“For me fine arts, specifically for me painting and sculpting, are a medium or a level, on which words end.”
Sabine Kunz was born in Zwickau (East Germany) in 1962. She studied painting and woodcutting and lives in Halle. She submitted her design for a painting in the East Side Gallery shortly before graduating. Her painting “Die Tanzenden” (“The Dancers”) depicts both her joy at the new freedoms offered by the fall of the Wall and a sense of menace.
Sabine Kunz in the interview
In the painting “Die Tanzenden” (“The Dancers”) dancing or moving figures are peacefully dismantling the Wall, allowing yellow sunlight to shine through. The central figure represents the artist herself. The female figure on the far right has a blue flag in place of a head.

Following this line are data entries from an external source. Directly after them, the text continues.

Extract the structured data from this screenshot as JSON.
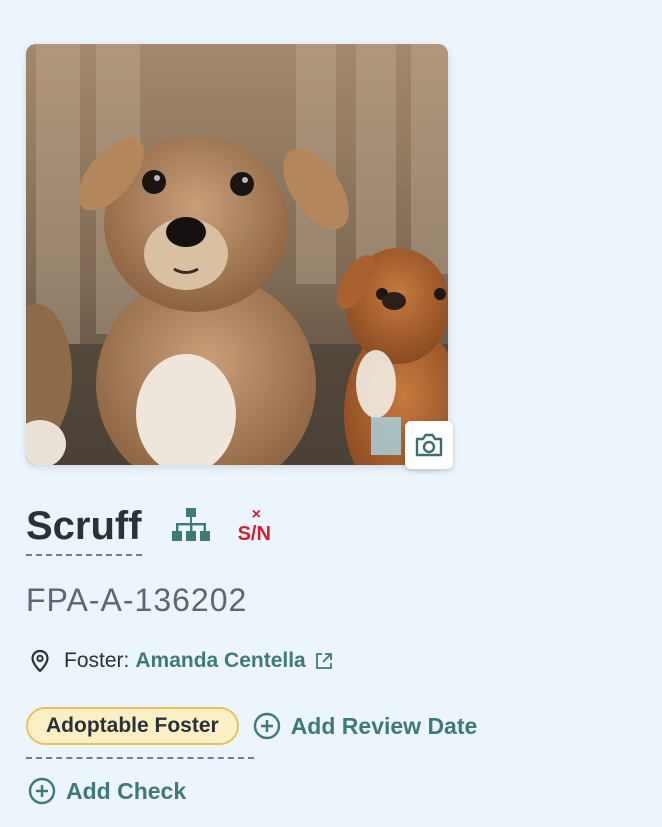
{
  "animal": {
    "name": "Scruff",
    "id": "FPA-A-136202",
    "sn_badge_mark": "×",
    "sn_badge_text": "S/N"
  },
  "foster": {
    "label": "Foster:",
    "name": "Amanda Centella"
  },
  "status": {
    "label": "Adoptable Foster"
  },
  "actions": {
    "add_review_date": "Add Review Date",
    "add_check": "Add Check"
  },
  "icons": {
    "camera": "camera-icon",
    "family_tree": "family-tree-icon",
    "location": "map-pin-icon",
    "external_link": "external-link-icon",
    "add": "plus-circle-icon"
  },
  "colors": {
    "background": "#ecf4fc",
    "accent_teal": "#3f7a78",
    "badge_red": "#d61f2c",
    "status_fill": "#fbefc6",
    "status_border": "#e8c25f"
  }
}
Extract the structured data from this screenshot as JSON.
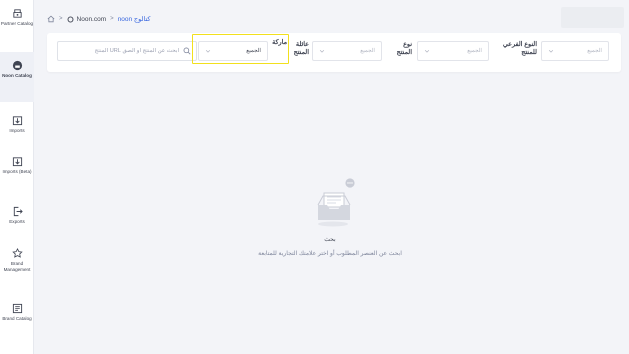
{
  "sidebar": {
    "items": [
      {
        "label": "Partner Catalog",
        "icon": "partner-catalog-icon"
      },
      {
        "label": "Noon Catalog",
        "icon": "noon-catalog-icon",
        "active": true
      },
      {
        "label": "Imports",
        "icon": "import-icon"
      },
      {
        "label": "Imports (Beta)",
        "icon": "import-beta-icon"
      },
      {
        "label": "Exports",
        "icon": "export-icon"
      },
      {
        "label": "Brand Management",
        "icon": "brand-management-icon"
      },
      {
        "label": "Brand Catalog",
        "icon": "brand-catalog-icon"
      }
    ]
  },
  "breadcrumb": {
    "home_icon": "home-icon",
    "separator": ">",
    "site": "Noon.com",
    "current": "كتالوج noon"
  },
  "filters": {
    "search_placeholder": "ابحث عن المنتج أو الصق URL المنتج",
    "brand_label": "ماركة",
    "brand_value": "الجميع",
    "family_label": "عائلة المنتج",
    "family_value": "الجميع",
    "type_label": "نوع المنتج",
    "type_value": "الجميع",
    "subtype_label": "النوع الفرعي للمنتج",
    "subtype_value": "الجميع"
  },
  "empty_state": {
    "title": "بحث",
    "description": "ابحث عن العنصر المطلوب أو اختر علامتك التجارية للمتابعة"
  },
  "colors": {
    "accent": "#3866df",
    "highlight": "#f2e01d",
    "background": "#f3f4f8"
  }
}
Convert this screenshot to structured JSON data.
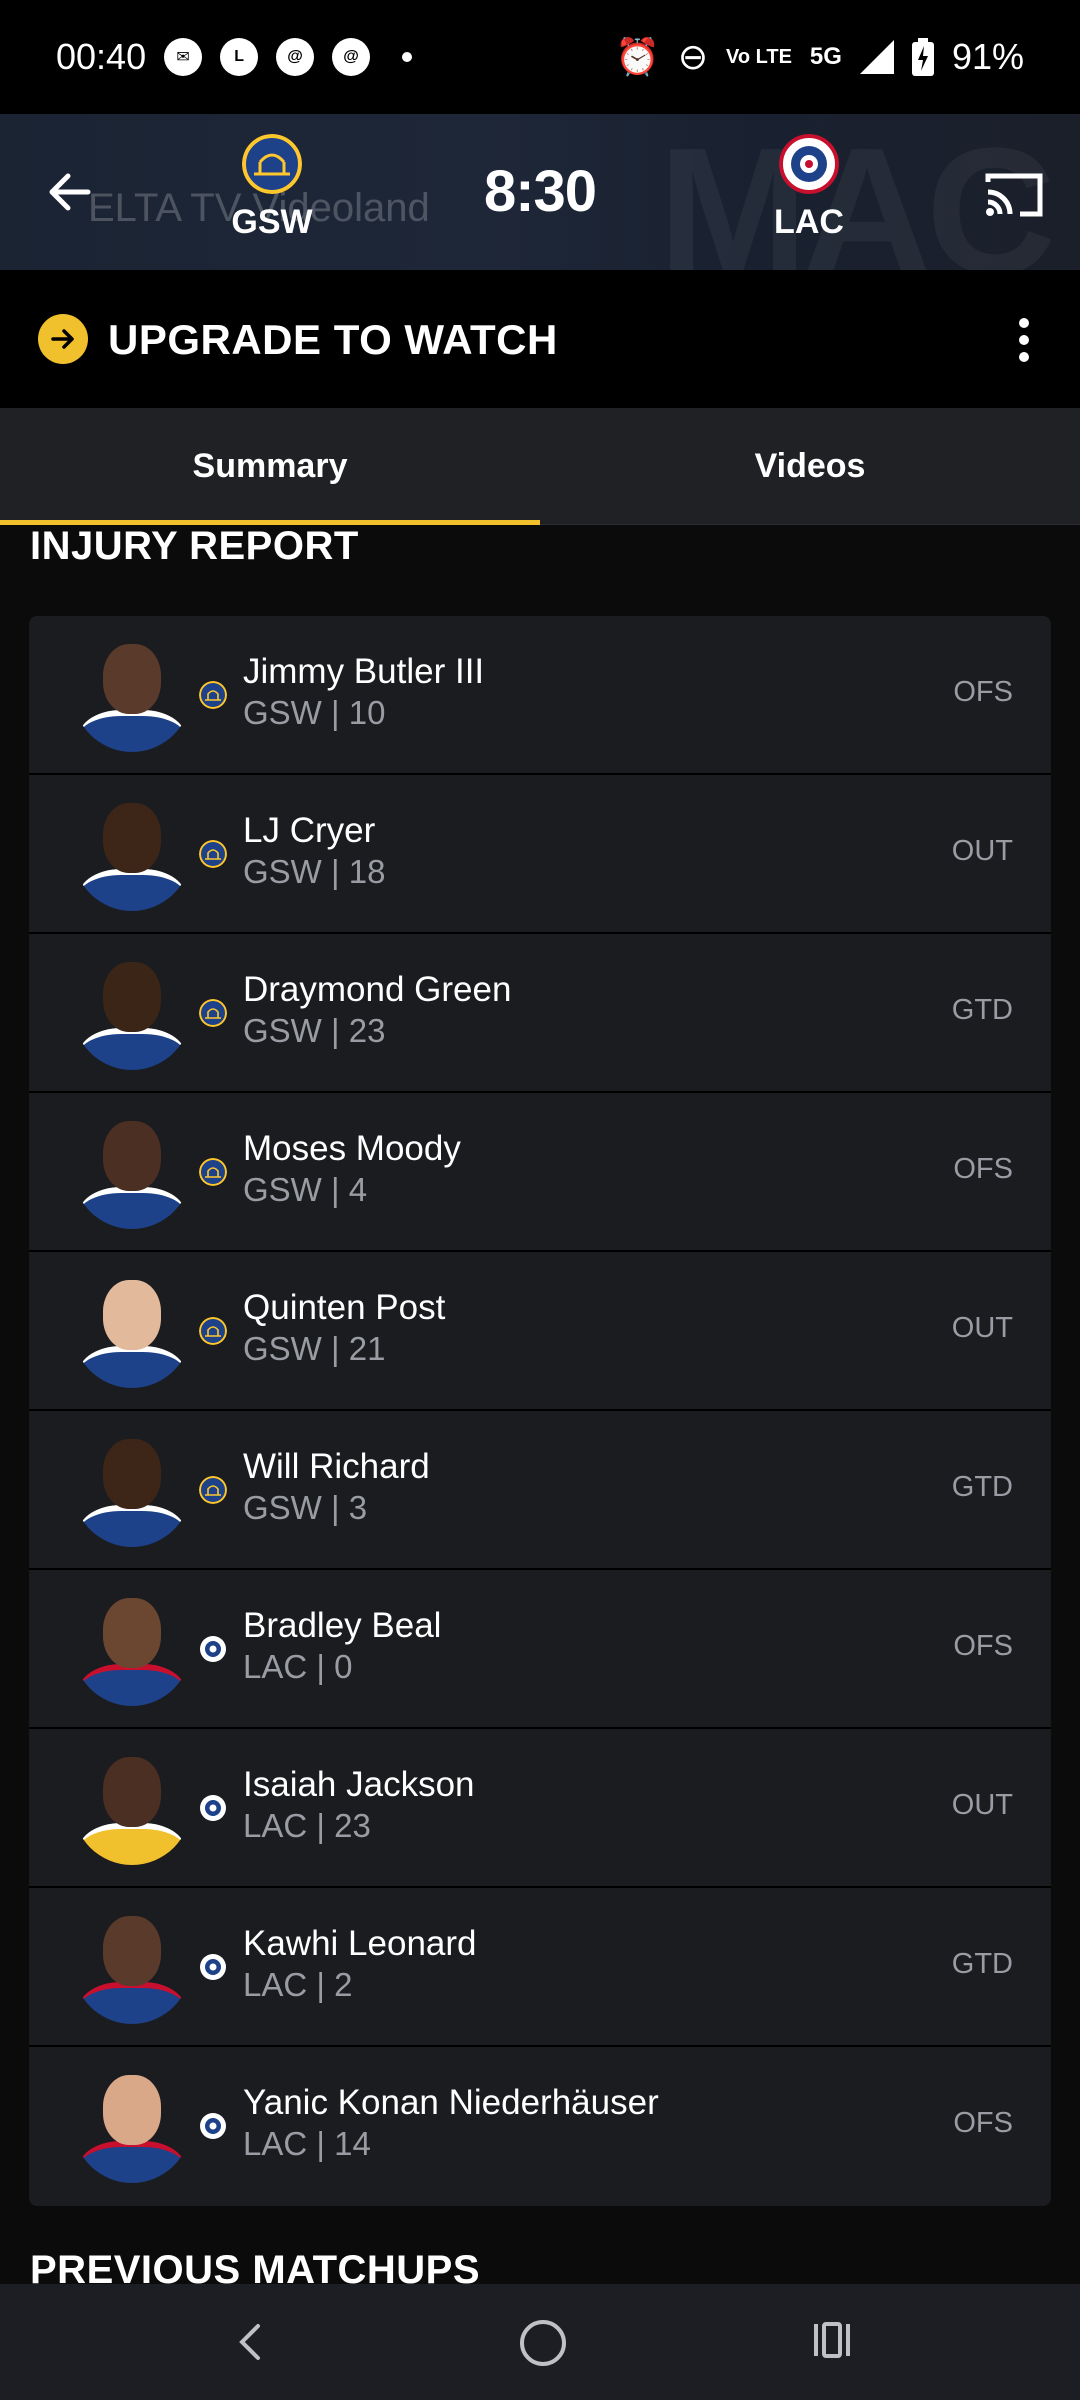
{
  "status_bar": {
    "time": "00:40",
    "battery": "91%",
    "network": "5G",
    "volte": "Vo LTE"
  },
  "game_header": {
    "watermark": "ELTA TV Videoland",
    "home_team": {
      "abbr": "GSW",
      "logo_color": "#1d428a",
      "accent": "#ffc72c"
    },
    "away_team": {
      "abbr": "LAC",
      "logo_color": "#c8102e",
      "accent": "#1d428a"
    },
    "clock": "8:30"
  },
  "upgrade": {
    "label": "UPGRADE TO WATCH",
    "accent": "#f0c02d"
  },
  "tabs": [
    {
      "label": "Summary",
      "active": true
    },
    {
      "label": "Videos",
      "active": false
    }
  ],
  "injury_report": {
    "title": "INJURY REPORT",
    "players": [
      {
        "name": "Jimmy Butler III",
        "meta": "GSW | 10",
        "status": "OFS",
        "team": "GSW"
      },
      {
        "name": "LJ Cryer",
        "meta": "GSW | 18",
        "status": "OUT",
        "team": "GSW"
      },
      {
        "name": "Draymond Green",
        "meta": "GSW | 23",
        "status": "GTD",
        "team": "GSW"
      },
      {
        "name": "Moses Moody",
        "meta": "GSW | 4",
        "status": "OFS",
        "team": "GSW"
      },
      {
        "name": "Quinten Post",
        "meta": "GSW | 21",
        "status": "OUT",
        "team": "GSW"
      },
      {
        "name": "Will Richard",
        "meta": "GSW | 3",
        "status": "GTD",
        "team": "GSW"
      },
      {
        "name": "Bradley Beal",
        "meta": "LAC | 0",
        "status": "OFS",
        "team": "LAC"
      },
      {
        "name": "Isaiah Jackson",
        "meta": "LAC | 23",
        "status": "OUT",
        "team": "LAC"
      },
      {
        "name": "Kawhi Leonard",
        "meta": "LAC | 2",
        "status": "GTD",
        "team": "LAC"
      },
      {
        "name": "Yanic Konan Niederhäuser",
        "meta": "LAC | 14",
        "status": "OFS",
        "team": "LAC"
      }
    ]
  },
  "previous_matchups": {
    "title": "PREVIOUS MATCHUPS"
  }
}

She stands for readily manipulated opportunists who elbow their way ahead – a constant threat in the artist’s view. In retrospect, Sabine Kunz sees her daughter in one of the other female figures and her sons in the two male figures.
Kunz graduated from Burg Giebichenstein art college in Halle and now works as a painter and woodcutter. In 1990 she painted the picture “Die Tanzenden” (“The Dancers”) on the Berlin Wall. Marking her first opportunity to produce a large-format work in public and a chance to experience the new-found freedom, it was an important milestone to the artist. Kunz’s large-format woodcuts have been widely exhibited.